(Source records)
______________________________
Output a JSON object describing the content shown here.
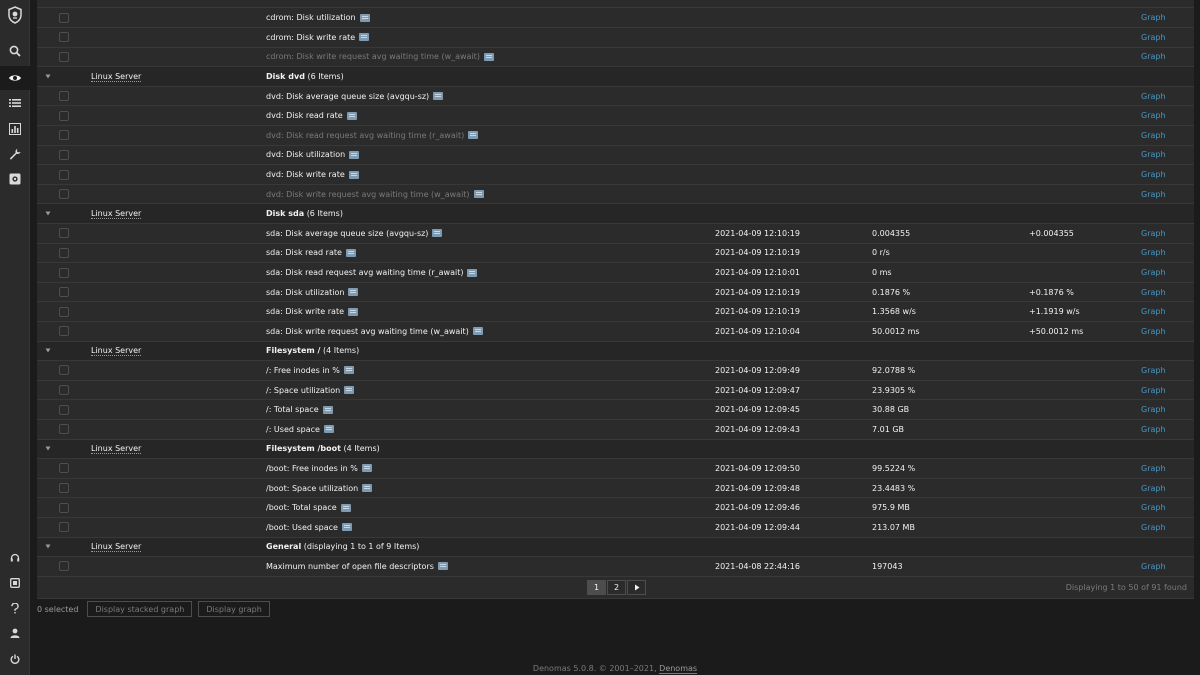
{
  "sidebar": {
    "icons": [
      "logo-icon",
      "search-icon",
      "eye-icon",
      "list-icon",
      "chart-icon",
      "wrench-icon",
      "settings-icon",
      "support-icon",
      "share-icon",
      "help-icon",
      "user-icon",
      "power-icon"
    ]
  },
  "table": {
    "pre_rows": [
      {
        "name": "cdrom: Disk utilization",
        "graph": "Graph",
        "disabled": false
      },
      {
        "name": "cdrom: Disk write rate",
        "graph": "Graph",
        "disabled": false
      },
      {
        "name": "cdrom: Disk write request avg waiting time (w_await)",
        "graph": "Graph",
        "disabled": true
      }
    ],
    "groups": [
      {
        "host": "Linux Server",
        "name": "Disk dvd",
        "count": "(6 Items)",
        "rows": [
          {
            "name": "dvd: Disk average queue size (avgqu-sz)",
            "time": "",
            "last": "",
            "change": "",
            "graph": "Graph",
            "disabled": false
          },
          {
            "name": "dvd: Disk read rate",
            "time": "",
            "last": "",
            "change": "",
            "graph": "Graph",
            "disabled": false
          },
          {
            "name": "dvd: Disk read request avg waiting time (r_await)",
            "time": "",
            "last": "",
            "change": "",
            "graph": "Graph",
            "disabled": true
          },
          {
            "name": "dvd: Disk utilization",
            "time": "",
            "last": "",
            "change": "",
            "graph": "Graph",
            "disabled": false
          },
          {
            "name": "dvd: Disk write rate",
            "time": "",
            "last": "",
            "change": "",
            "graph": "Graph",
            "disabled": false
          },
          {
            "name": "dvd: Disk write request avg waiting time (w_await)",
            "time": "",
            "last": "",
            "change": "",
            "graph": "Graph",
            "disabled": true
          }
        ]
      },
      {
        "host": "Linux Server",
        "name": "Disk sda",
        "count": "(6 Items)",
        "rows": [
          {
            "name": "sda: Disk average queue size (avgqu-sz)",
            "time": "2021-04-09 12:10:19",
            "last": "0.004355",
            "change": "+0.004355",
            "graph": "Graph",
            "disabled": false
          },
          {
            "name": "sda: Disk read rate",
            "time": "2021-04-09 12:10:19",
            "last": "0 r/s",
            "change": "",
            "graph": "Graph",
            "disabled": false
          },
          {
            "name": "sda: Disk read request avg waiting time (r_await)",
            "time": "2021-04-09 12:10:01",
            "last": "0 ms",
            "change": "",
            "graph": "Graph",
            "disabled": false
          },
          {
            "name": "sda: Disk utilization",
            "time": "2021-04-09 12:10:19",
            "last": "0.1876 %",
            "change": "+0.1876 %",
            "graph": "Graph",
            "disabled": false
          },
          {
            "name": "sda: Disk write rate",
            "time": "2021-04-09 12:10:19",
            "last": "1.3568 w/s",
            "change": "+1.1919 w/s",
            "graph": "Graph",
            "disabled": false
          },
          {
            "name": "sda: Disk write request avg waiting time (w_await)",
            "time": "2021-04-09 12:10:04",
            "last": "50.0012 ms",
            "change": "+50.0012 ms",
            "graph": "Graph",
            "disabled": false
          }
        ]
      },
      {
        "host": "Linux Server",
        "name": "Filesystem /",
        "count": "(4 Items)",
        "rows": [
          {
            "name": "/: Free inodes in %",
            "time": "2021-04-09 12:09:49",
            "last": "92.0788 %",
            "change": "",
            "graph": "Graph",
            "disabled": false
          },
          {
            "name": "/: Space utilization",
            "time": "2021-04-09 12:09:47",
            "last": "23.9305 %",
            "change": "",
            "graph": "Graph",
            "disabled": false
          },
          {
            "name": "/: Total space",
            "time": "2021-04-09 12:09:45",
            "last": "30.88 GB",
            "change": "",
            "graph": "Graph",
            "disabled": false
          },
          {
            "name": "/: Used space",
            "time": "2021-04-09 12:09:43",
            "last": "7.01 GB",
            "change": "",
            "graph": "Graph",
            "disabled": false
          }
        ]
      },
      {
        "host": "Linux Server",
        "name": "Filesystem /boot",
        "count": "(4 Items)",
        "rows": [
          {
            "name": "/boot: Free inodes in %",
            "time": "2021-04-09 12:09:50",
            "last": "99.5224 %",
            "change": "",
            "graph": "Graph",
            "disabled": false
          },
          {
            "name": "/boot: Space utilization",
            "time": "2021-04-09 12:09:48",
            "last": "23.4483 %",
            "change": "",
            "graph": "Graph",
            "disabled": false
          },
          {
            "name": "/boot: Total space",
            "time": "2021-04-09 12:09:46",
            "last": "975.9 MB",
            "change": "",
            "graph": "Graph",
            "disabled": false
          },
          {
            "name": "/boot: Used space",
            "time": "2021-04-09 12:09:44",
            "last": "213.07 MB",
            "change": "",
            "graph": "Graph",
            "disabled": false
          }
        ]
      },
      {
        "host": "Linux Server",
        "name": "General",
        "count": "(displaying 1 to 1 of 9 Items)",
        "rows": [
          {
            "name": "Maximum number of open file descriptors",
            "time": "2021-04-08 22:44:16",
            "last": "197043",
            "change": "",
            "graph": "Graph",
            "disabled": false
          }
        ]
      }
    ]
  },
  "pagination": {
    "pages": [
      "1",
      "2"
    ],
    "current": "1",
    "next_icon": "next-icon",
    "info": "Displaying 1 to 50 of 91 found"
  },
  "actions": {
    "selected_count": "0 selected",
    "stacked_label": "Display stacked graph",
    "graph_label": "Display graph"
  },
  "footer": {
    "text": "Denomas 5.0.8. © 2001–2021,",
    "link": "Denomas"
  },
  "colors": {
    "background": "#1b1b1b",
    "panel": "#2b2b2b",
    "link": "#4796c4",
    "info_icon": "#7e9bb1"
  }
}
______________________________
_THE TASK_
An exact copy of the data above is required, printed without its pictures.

_RESULT FOR THIS TASK_
Output a JSON object describing the content shown here.
{
  "sidebar": {
    "icons": [
      "logo-icon",
      "search-icon",
      "eye-icon",
      "list-icon",
      "chart-icon",
      "wrench-icon",
      "settings-icon",
      "support-icon",
      "share-icon",
      "help-icon",
      "user-icon",
      "power-icon"
    ]
  },
  "table": {
    "pre_rows": [
      {
        "name": "cdrom: Disk utilization",
        "graph": "Graph",
        "disabled": false
      },
      {
        "name": "cdrom: Disk write rate",
        "graph": "Graph",
        "disabled": false
      },
      {
        "name": "cdrom: Disk write request avg waiting time (w_await)",
        "graph": "Graph",
        "disabled": true
      }
    ],
    "groups": [
      {
        "host": "Linux Server",
        "name": "Disk dvd",
        "count": "(6 Items)",
        "rows": [
          {
            "name": "dvd: Disk average queue size (avgqu-sz)",
            "time": "",
            "last": "",
            "change": "",
            "graph": "Graph",
            "disabled": false
          },
          {
            "name": "dvd: Disk read rate",
            "time": "",
            "last": "",
            "change": "",
            "graph": "Graph",
            "disabled": false
          },
          {
            "name": "dvd: Disk read request avg waiting time (r_await)",
            "time": "",
            "last": "",
            "change": "",
            "graph": "Graph",
            "disabled": true
          },
          {
            "name": "dvd: Disk utilization",
            "time": "",
            "last": "",
            "change": "",
            "graph": "Graph",
            "disabled": false
          },
          {
            "name": "dvd: Disk write rate",
            "time": "",
            "last": "",
            "change": "",
            "graph": "Graph",
            "disabled": false
          },
          {
            "name": "dvd: Disk write request avg waiting time (w_await)",
            "time": "",
            "last": "",
            "change": "",
            "graph": "Graph",
            "disabled": true
          }
        ]
      },
      {
        "host": "Linux Server",
        "name": "Disk sda",
        "count": "(6 Items)",
        "rows": [
          {
            "name": "sda: Disk average queue size (avgqu-sz)",
            "time": "2021-04-09 12:10:19",
            "last": "0.004355",
            "change": "+0.004355",
            "graph": "Graph",
            "disabled": false
          },
          {
            "name": "sda: Disk read rate",
            "time": "2021-04-09 12:10:19",
            "last": "0 r/s",
            "change": "",
            "graph": "Graph",
            "disabled": false
          },
          {
            "name": "sda: Disk read request avg waiting time (r_await)",
            "time": "2021-04-09 12:10:01",
            "last": "0 ms",
            "change": "",
            "graph": "Graph",
            "disabled": false
          },
          {
            "name": "sda: Disk utilization",
            "time": "2021-04-09 12:10:19",
            "last": "0.1876 %",
            "change": "+0.1876 %",
            "graph": "Graph",
            "disabled": false
          },
          {
            "name": "sda: Disk write rate",
            "time": "2021-04-09 12:10:19",
            "last": "1.3568 w/s",
            "change": "+1.1919 w/s",
            "graph": "Graph",
            "disabled": false
          },
          {
            "name": "sda: Disk write request avg waiting time (w_await)",
            "time": "2021-04-09 12:10:04",
            "last": "50.0012 ms",
            "change": "+50.0012 ms",
            "graph": "Graph",
            "disabled": false
          }
        ]
      },
      {
        "host": "Linux Server",
        "name": "Filesystem /",
        "count": "(4 Items)",
        "rows": [
          {
            "name": "/: Free inodes in %",
            "time": "2021-04-09 12:09:49",
            "last": "92.0788 %",
            "change": "",
            "graph": "Graph",
            "disabled": false
          },
          {
            "name": "/: Space utilization",
            "time": "2021-04-09 12:09:47",
            "last": "23.9305 %",
            "change": "",
            "graph": "Graph",
            "disabled": false
          },
          {
            "name": "/: Total space",
            "time": "2021-04-09 12:09:45",
            "last": "30.88 GB",
            "change": "",
            "graph": "Graph",
            "disabled": false
          },
          {
            "name": "/: Used space",
            "time": "2021-04-09 12:09:43",
            "last": "7.01 GB",
            "change": "",
            "graph": "Graph",
            "disabled": false
          }
        ]
      },
      {
        "host": "Linux Server",
        "name": "Filesystem /boot",
        "count": "(4 Items)",
        "rows": [
          {
            "name": "/boot: Free inodes in %",
            "time": "2021-04-09 12:09:50",
            "last": "99.5224 %",
            "change": "",
            "graph": "Graph",
            "disabled": false
          },
          {
            "name": "/boot: Space utilization",
            "time": "2021-04-09 12:09:48",
            "last": "23.4483 %",
            "change": "",
            "graph": "Graph",
            "disabled": false
          },
          {
            "name": "/boot: Total space",
            "time": "2021-04-09 12:09:46",
            "last": "975.9 MB",
            "change": "",
            "graph": "Graph",
            "disabled": false
          },
          {
            "name": "/boot: Used space",
            "time": "2021-04-09 12:09:44",
            "last": "213.07 MB",
            "change": "",
            "graph": "Graph",
            "disabled": false
          }
        ]
      },
      {
        "host": "Linux Server",
        "name": "General",
        "count": "(displaying 1 to 1 of 9 Items)",
        "rows": [
          {
            "name": "Maximum number of open file descriptors",
            "time": "2021-04-08 22:44:16",
            "last": "197043",
            "change": "",
            "graph": "Graph",
            "disabled": false
          }
        ]
      }
    ]
  },
  "pagination": {
    "pages": [
      "1",
      "2"
    ],
    "current": "1",
    "next_icon": "next-icon",
    "info": "Displaying 1 to 50 of 91 found"
  },
  "actions": {
    "selected_count": "0 selected",
    "stacked_label": "Display stacked graph",
    "graph_label": "Display graph"
  },
  "footer": {
    "text": "Denomas 5.0.8. © 2001–2021,",
    "link": "Denomas"
  },
  "colors": {
    "background": "#1b1b1b",
    "panel": "#2b2b2b",
    "link": "#4796c4",
    "info_icon": "#7e9bb1"
  }
}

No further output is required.